Turner appears to have been standing in the terraced gardens beneath the Villa looking east across the city and the southern tip of the Janiculum. In the middle distance to the immediate left is the rear façade and grounds of the Palazzo Corsini, whilst slightly above to the right is the Isola Tiberina (Tiber Island) with its two bridges linking the banks of the river. Identifiable landmarks along the line of the horizon include, from left to right: the two domes and obelisk of Santa Maria Maggiore, with the square tower of the Torre Milize in front; the Capitoline Hill with the façade of Santa Maria in Aracoeli and the tower of the Palazzo Senatorio; the Colosseum; San Giovanni in Laterano; the Palatine Hill with the vast substructures of the Palace of Septimius Severus; the Aventine Hill with the Alban Mountains beyond; and on the far right-hand side, the Church of San Pietro in Montorio and the Fontana dell’Acqua Paola on the Janiculum Hill. Like many of the drawings within this sketchbook the composition has been executed over a grey watercolour wash and Turner has created highlights by scratching or rubbing through to reveal the white paper beneath. Unfortunately, the page was chosen for display during the late nineteenth and early twentieth centuries and has suffered from overexposure to light. The paper has become irreversibly faded and discoloured.
Quoted in James F. O’Gorman, ‘The Villa Lante in Rome; Some Drawings and Some Observations’, Burlington Magazine, vol.113, no.816, March 1971, p.133.
Reproduced in the endpapers of Raymond Keaveney, Views of Rome from the Thomas Ashby Collection in the Vatican Library, exhibition catalogue, Smithsonian Institution, Washington 1988, and on-line, see http://vasi
.uoregon, accessed July 2009. .edu /works_panorama .html

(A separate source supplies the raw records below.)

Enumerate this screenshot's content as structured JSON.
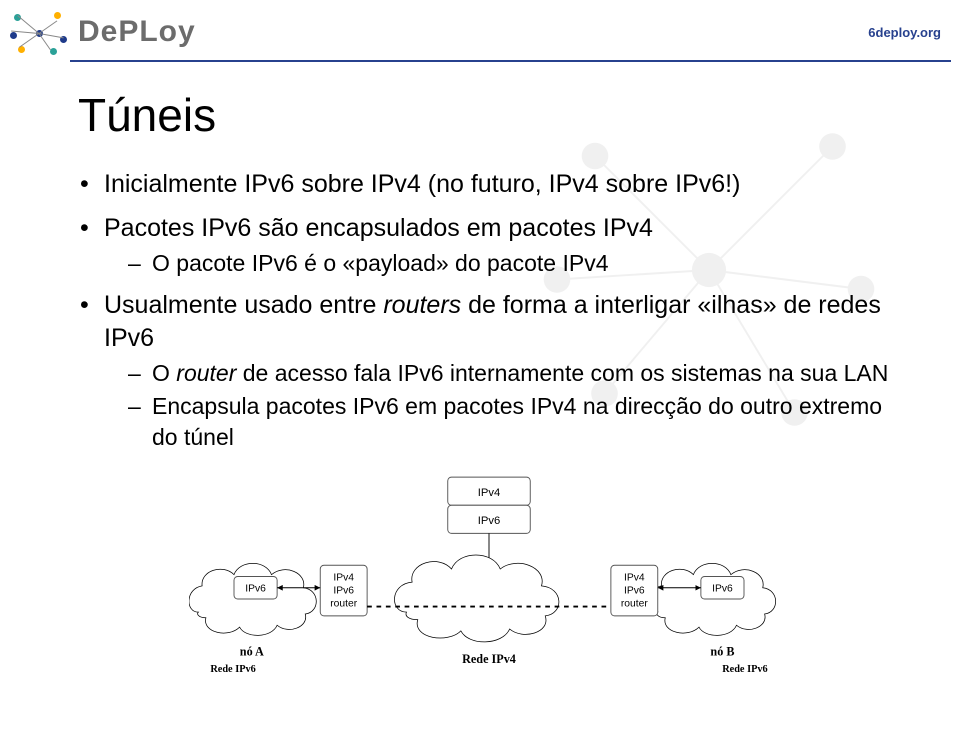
{
  "header": {
    "brand": "DePLoy",
    "url": "6deploy.org"
  },
  "title": "Túneis",
  "bullets": [
    {
      "text_parts": [
        "Inicialmente IPv6 sobre IPv4 (no futuro, IPv4 sobre IPv6!)"
      ]
    },
    {
      "text_parts": [
        "Pacotes IPv6 são encapsulados em pacotes IPv4"
      ],
      "sub": [
        {
          "text_parts": [
            "O pacote IPv6 é o «payload» do pacote IPv4"
          ]
        }
      ]
    },
    {
      "text_parts": [
        "Usualmente usado entre ",
        [
          "italic",
          "routers"
        ],
        " de forma a interligar «ilhas» de redes IPv6"
      ],
      "sub": [
        {
          "text_parts": [
            "O ",
            [
              "italic",
              "router"
            ],
            " de acesso fala IPv6 internamente com os sistemas na sua LAN"
          ]
        },
        {
          "text_parts": [
            "Encapsula pacotes IPv6 em pacotes IPv4 na direcção do outro extremo do túnel"
          ]
        }
      ]
    }
  ],
  "diagram": {
    "encap_top": "IPv4",
    "encap_bottom": "IPv6",
    "left_node": "IPv6",
    "left_router_top": "IPv4",
    "left_router_mid": "IPv6",
    "left_router_bot": "router",
    "right_router_top": "IPv4",
    "right_router_mid": "IPv6",
    "right_router_bot": "router",
    "right_node": "IPv6",
    "cloud_left_label_top": "nó A",
    "cloud_left_label_bot": "Rede IPv6",
    "cloud_center_label": "Rede IPv4",
    "cloud_right_label_top": "nó B",
    "cloud_right_label_bot": "Rede IPv6"
  }
}
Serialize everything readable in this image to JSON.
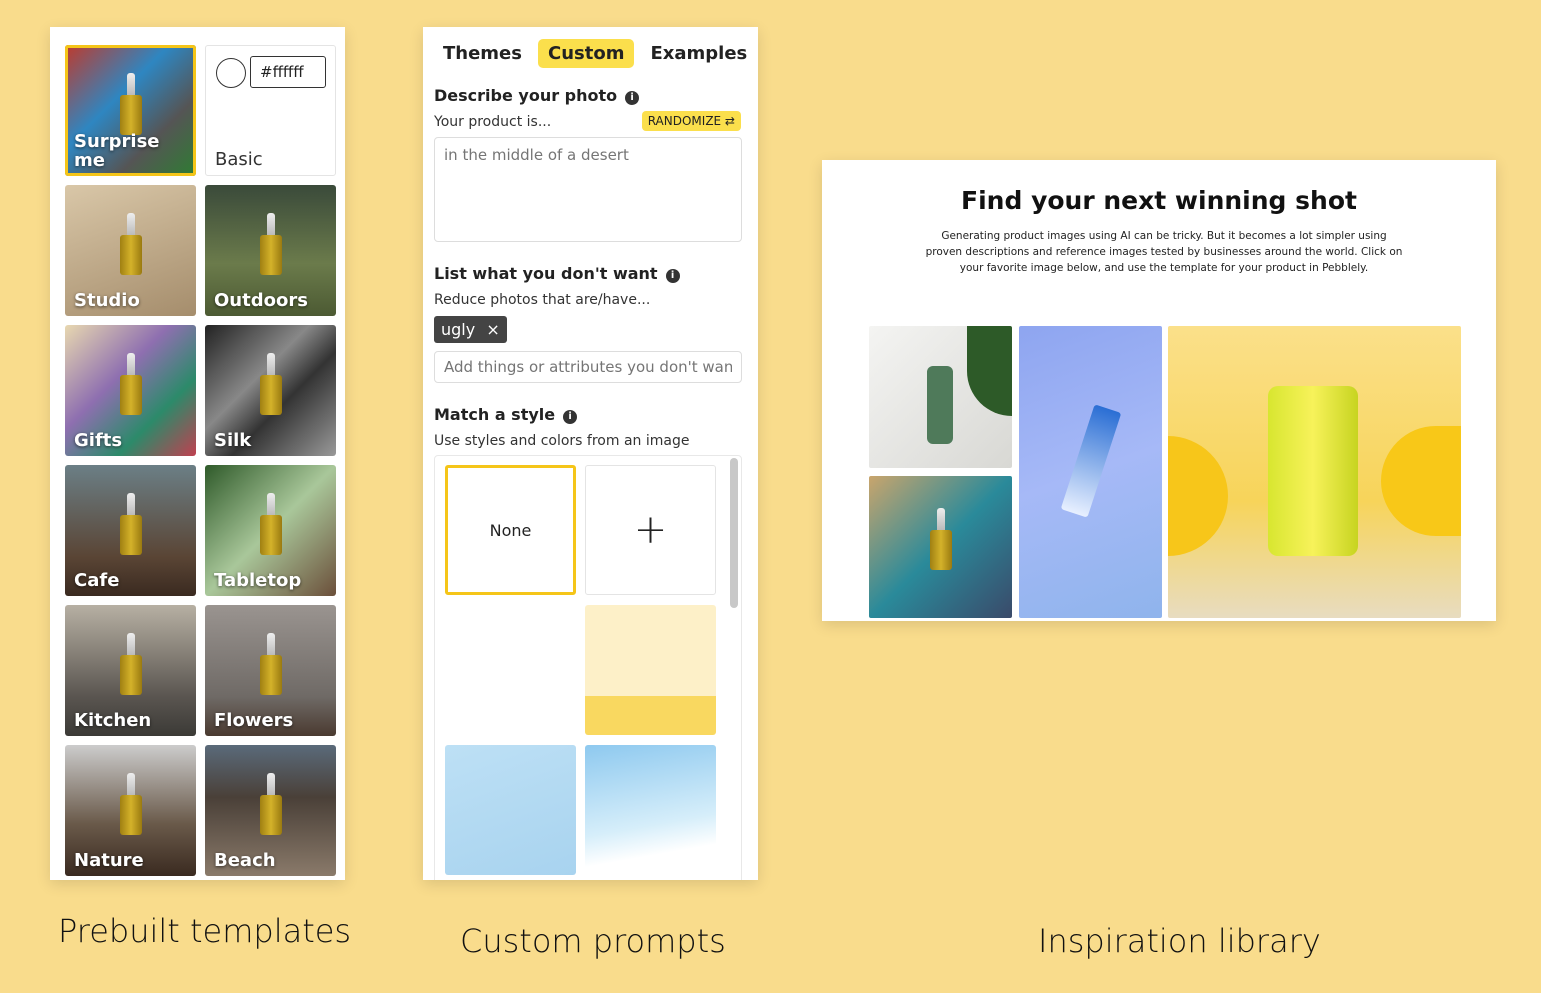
{
  "templates": {
    "basic": {
      "label": "Basic",
      "color_value": "#ffffff"
    },
    "items": [
      {
        "label": "Surprise me",
        "selected": true
      },
      {
        "label": "Studio"
      },
      {
        "label": "Outdoors"
      },
      {
        "label": "Gifts"
      },
      {
        "label": "Silk"
      },
      {
        "label": "Cafe"
      },
      {
        "label": "Tabletop"
      },
      {
        "label": "Kitchen"
      },
      {
        "label": "Flowers"
      },
      {
        "label": "Nature"
      },
      {
        "label": "Beach"
      }
    ]
  },
  "custom": {
    "tabs": [
      {
        "label": "Themes"
      },
      {
        "label": "Custom",
        "active": true
      },
      {
        "label": "Examples"
      }
    ],
    "describe": {
      "heading": "Describe your photo",
      "sub": "Your product is...",
      "randomize": "RANDOMIZE ⇄",
      "placeholder": "in the middle of a desert"
    },
    "negative": {
      "heading": "List what you don't want",
      "sub": "Reduce photos that are/have...",
      "chip": "ugly",
      "chip_remove": "×",
      "placeholder": "Add things or attributes you don't want"
    },
    "style": {
      "heading": "Match a style",
      "sub": "Use styles and colors from an image",
      "none": "None",
      "add": "+"
    }
  },
  "library": {
    "title": "Find your next winning shot",
    "description": "Generating product images using AI can be tricky. But it becomes a lot simpler using proven descriptions and reference images tested by businesses around the world. Click on your favorite image below, and use the template for your product in Pebblely."
  },
  "captions": {
    "left": "Prebuilt templates",
    "middle": "Custom prompts",
    "right": "Inspiration library"
  },
  "colors": {
    "accent": "#fbdf4c",
    "selected_border": "#f5c518",
    "background": "#f9dc8c"
  }
}
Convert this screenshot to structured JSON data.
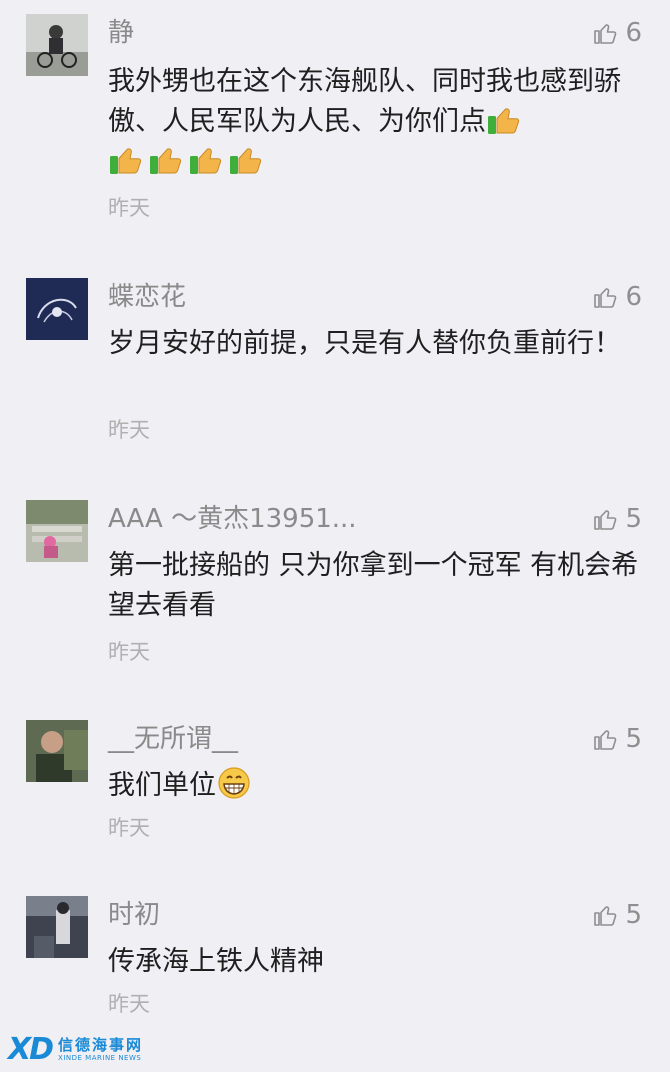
{
  "comments": [
    {
      "nickname": "静",
      "likes": "6",
      "content": "我外甥也在这个东海舰队、同时我也感到骄傲、人民军队为人民、为你们点",
      "emoji_after": [
        "thumbs-up",
        "thumbs-up",
        "thumbs-up",
        "thumbs-up",
        "thumbs-up"
      ],
      "time": "昨天",
      "avatar_color": "#8a8f86"
    },
    {
      "nickname": "蝶恋花",
      "likes": "6",
      "content": "岁月安好的前提，只是有人替你负重前行！",
      "time": "昨天",
      "avatar_color": "#23305a"
    },
    {
      "nickname": "AAA ～黄杰13951...",
      "likes": "5",
      "content": "第一批接船的 只为你拿到一个冠军 有机会希望去看看",
      "time": "昨天",
      "avatar_color": "#9aa08c"
    },
    {
      "nickname": "__无所谓__",
      "likes": "5",
      "content": "我们单位",
      "emoji_after": [
        "grin"
      ],
      "time": "昨天",
      "avatar_color": "#4f5a45"
    },
    {
      "nickname": "时初",
      "likes": "5",
      "content": "传承海上铁人精神",
      "time": "昨天",
      "avatar_color": "#4a4f5e"
    }
  ],
  "watermark": {
    "logo": "XD",
    "name_cn": "信德海事网",
    "name_en": "XINDE MARINE NEWS"
  }
}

Andrew Wilton, The Life and Work of J.M.W. Turner, Fribourg 1979, no.720, as ‘Rome, from the Pincian Hill’. First identified with correct title by David Hill in Turner in Yorkshire, exhibition catalogue, York City Art Gallery, York 1980, no.97, p.64. Reproduced in colour in The Courtauld Collection, exhibition catalogue, Wordsworth Trust, Grasmere 2008, no.16.